It is worth noting that because upright bikes are designed in the same way as outdoor bikes, there is no back support.
This may not be a disadvantage for most people and their problem lays in their knee joints, but. for those who also suffer from upper body arthritis or pain, the lack of support could be more damaging to your body.
It is for this reasons that some who experience painful join movement prefer recumbent bikes.
It is not often that many people would have seen or used a recumbent bike as they do not share the look of outdoor bikes.
Recumbent bikes are designed to take the pressure off of the user's back and hips with a large chair in place of the typical bicycle seat.
They also tend to be lower to the ground to be more accessible for people with painful joints who struggle to get on or off of a traditional exercise bike.
Even though recumbent bikes are not often used by able-bodied people, do not be fooled to think that they offer less exercise. They are designed to be just as effective as standard exercise bike but allows you to relieve weight pressure on your hips.
Being so low to the ground does mean that your amount of flexibility available to your knee joints is limited so do not use a recumbent bike if you are able to comfortably ride an upright exercise bike as you may do more damage to your knees.
The whole point of using an exercise bike when you have bad knee joints is to allow for a pain-free, resistance-free exercise opportunity. As such there are certain exercise bikes that you should avoid.
While spinning is a great low impact activity that many gyms offer group classes on, for people with knee pain, spinning bikes can do more harm than good.
Spinning bikes are designed to speed up as you get more into the activity, creating a more intense workout. As such, your entire body weight gets shifted to your knees and ankles.
It is true that for some bad joint sufferers, the added weight is the exact strain they need to aid knee joint recovery. But for those who are constantly dealing with the pain, too much additional weight on your joints can cause extra stiffness and lack of flexibility.
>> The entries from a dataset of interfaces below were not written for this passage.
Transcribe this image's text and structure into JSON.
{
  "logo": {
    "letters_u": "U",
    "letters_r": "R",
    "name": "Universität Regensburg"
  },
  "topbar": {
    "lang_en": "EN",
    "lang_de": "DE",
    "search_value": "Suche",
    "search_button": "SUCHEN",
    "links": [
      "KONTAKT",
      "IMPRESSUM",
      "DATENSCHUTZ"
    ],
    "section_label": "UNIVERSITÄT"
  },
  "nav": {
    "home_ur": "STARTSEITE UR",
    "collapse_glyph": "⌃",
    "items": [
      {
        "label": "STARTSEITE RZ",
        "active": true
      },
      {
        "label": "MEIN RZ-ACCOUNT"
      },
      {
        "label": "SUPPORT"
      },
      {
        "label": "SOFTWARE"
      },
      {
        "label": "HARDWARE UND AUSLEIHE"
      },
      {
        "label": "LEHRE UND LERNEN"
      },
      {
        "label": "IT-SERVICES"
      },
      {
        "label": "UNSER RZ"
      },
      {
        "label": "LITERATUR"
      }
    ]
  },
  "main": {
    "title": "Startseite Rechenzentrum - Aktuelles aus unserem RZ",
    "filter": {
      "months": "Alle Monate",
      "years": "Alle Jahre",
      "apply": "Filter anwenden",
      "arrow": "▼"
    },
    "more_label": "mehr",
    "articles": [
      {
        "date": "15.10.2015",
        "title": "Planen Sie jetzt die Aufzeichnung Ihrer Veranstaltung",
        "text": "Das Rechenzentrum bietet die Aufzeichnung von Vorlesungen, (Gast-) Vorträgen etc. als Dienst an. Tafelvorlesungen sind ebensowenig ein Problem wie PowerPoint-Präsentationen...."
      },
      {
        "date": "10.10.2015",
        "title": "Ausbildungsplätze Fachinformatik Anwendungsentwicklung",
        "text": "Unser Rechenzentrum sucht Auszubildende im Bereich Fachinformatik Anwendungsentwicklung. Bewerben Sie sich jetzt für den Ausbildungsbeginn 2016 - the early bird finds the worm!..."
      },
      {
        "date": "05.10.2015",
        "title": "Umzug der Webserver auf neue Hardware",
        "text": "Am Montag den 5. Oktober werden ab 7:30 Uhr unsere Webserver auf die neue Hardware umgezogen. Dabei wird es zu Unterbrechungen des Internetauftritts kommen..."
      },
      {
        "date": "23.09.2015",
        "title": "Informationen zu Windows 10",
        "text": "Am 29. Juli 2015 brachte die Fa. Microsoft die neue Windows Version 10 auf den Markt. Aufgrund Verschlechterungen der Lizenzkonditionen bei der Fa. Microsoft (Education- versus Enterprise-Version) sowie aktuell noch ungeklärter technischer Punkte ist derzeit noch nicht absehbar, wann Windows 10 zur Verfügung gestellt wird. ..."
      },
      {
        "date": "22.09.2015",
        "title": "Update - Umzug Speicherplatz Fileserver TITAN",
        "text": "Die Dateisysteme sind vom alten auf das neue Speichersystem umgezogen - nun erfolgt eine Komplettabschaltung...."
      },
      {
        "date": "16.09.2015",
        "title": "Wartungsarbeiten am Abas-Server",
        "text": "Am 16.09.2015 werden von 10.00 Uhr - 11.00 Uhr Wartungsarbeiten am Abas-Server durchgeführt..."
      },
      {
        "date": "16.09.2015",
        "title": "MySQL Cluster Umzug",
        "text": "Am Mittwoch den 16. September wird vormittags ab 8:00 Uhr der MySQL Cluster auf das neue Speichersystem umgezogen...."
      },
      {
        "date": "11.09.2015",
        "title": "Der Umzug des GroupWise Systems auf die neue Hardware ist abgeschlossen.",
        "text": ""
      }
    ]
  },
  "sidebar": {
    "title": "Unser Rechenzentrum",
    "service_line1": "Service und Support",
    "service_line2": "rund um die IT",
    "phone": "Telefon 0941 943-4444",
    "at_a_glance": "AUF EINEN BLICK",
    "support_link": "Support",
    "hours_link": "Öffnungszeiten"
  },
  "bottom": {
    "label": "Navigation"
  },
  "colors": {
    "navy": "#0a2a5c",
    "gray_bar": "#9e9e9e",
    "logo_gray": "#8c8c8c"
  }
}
If you are unsure which exercise bike would be best for you, then go to a shop or take a trip to your local gym and try out the various exercise bikes there.
Or, if those options are not available to you, ask your doctor which bike would be best for your joint condition so that you do not have to miss out on leg day.